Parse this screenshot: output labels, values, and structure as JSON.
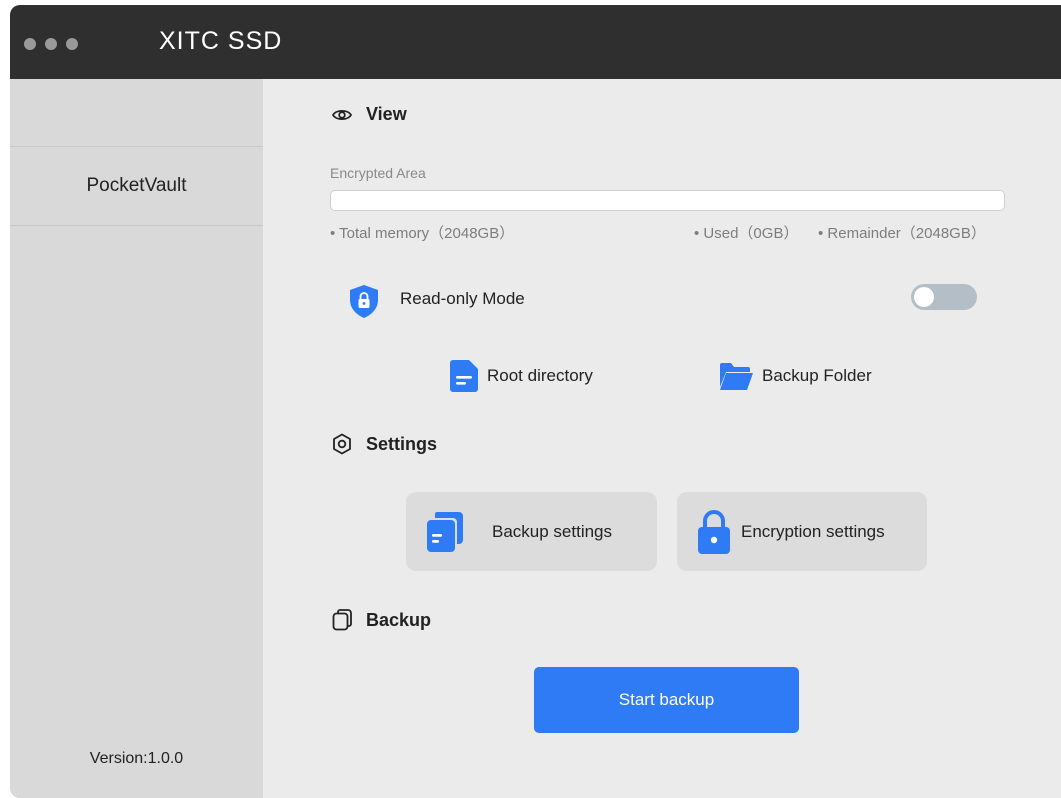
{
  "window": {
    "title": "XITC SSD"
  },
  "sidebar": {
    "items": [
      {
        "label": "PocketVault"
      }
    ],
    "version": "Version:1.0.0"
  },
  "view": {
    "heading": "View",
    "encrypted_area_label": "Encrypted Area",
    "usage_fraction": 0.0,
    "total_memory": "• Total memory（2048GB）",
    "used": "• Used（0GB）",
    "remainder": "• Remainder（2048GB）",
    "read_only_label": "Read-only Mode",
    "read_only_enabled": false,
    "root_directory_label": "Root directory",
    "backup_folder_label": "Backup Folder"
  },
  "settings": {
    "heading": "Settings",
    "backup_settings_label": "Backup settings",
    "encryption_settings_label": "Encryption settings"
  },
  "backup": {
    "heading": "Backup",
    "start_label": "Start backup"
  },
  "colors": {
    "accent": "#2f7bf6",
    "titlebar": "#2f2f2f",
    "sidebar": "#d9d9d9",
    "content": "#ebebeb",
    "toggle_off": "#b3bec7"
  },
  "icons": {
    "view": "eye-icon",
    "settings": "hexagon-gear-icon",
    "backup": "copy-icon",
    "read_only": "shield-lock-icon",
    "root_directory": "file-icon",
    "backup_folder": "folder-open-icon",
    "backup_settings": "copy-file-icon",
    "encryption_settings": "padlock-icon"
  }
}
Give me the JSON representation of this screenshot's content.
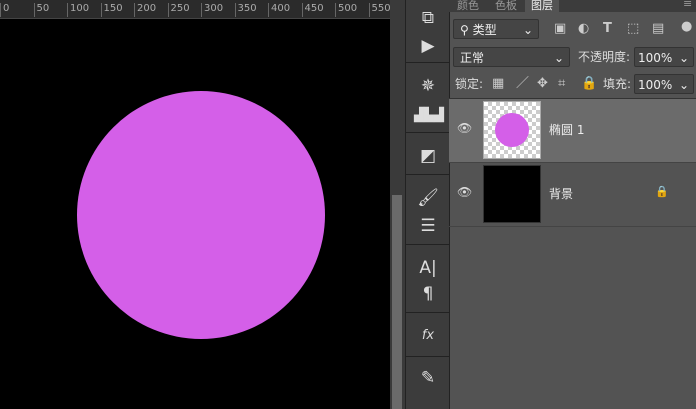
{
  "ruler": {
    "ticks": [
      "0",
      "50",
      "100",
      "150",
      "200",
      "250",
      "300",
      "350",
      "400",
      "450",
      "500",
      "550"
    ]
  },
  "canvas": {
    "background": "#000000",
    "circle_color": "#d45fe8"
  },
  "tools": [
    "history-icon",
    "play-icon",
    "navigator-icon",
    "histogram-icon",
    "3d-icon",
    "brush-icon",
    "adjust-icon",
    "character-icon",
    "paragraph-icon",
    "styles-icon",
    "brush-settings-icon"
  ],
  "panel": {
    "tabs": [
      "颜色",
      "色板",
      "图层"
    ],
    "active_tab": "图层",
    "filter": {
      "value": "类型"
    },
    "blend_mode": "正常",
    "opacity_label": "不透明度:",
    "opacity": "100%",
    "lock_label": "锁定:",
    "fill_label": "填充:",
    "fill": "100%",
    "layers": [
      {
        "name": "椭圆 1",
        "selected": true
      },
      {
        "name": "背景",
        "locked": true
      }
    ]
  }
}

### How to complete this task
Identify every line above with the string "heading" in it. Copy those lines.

### Exercise solution
    "heading": "View",
    "heading": "Settings",
    "heading": "Backup",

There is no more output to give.